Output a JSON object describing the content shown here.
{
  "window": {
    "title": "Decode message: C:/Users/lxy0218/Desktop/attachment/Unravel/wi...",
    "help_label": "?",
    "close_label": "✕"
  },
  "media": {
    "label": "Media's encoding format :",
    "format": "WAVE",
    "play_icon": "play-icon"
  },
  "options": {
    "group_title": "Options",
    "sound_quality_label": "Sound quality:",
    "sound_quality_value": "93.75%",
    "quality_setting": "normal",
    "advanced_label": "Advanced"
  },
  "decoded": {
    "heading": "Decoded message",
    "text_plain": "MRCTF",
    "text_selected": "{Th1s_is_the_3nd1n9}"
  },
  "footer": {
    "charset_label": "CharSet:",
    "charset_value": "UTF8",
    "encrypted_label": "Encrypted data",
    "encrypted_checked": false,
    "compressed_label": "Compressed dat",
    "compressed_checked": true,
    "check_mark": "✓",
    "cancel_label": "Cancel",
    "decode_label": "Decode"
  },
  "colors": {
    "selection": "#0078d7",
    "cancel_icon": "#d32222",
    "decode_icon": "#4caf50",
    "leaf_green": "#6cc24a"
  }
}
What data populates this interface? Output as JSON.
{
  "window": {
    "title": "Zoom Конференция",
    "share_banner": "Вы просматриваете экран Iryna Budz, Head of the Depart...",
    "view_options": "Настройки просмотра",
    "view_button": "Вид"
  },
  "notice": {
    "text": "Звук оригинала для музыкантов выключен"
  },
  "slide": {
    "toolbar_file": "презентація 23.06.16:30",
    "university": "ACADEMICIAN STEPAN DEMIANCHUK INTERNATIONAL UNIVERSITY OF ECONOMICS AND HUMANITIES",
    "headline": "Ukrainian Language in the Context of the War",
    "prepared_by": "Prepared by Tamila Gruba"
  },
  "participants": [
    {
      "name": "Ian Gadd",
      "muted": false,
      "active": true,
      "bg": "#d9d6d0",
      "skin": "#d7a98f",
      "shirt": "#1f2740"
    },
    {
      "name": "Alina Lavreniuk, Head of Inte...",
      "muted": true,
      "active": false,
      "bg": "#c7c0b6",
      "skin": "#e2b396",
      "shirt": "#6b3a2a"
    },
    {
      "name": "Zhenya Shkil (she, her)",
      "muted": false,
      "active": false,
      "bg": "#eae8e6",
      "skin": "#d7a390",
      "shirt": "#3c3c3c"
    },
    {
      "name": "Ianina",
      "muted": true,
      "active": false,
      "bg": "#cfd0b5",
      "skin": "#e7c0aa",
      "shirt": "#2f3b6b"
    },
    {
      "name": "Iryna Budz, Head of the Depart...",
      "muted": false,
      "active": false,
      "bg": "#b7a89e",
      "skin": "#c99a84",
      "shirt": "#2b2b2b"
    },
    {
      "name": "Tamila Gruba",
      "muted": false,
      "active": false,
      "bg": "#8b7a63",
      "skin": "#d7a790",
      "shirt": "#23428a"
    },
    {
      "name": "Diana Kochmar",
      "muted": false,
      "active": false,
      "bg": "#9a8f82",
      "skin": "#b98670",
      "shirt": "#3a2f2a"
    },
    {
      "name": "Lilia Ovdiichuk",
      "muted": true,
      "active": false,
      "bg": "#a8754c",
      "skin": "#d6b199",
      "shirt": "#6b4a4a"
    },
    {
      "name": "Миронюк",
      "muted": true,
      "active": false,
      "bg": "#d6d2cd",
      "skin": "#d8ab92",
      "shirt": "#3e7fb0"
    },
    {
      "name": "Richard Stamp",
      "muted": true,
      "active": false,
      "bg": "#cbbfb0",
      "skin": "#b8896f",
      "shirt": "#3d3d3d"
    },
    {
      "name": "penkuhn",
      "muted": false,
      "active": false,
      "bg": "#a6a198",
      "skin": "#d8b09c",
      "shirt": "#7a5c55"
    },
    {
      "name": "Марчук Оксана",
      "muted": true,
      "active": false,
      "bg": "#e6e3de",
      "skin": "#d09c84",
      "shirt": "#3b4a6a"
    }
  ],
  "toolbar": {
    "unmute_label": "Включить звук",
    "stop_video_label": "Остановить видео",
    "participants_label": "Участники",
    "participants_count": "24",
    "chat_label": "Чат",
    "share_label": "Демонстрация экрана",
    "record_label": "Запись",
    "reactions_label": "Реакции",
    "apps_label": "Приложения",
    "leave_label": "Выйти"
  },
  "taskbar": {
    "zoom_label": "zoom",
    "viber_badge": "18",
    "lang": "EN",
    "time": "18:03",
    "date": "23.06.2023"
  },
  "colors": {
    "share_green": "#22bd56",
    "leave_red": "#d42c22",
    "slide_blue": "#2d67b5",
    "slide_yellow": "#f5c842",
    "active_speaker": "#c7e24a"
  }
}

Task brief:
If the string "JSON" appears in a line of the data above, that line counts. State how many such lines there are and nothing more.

Task answer:
2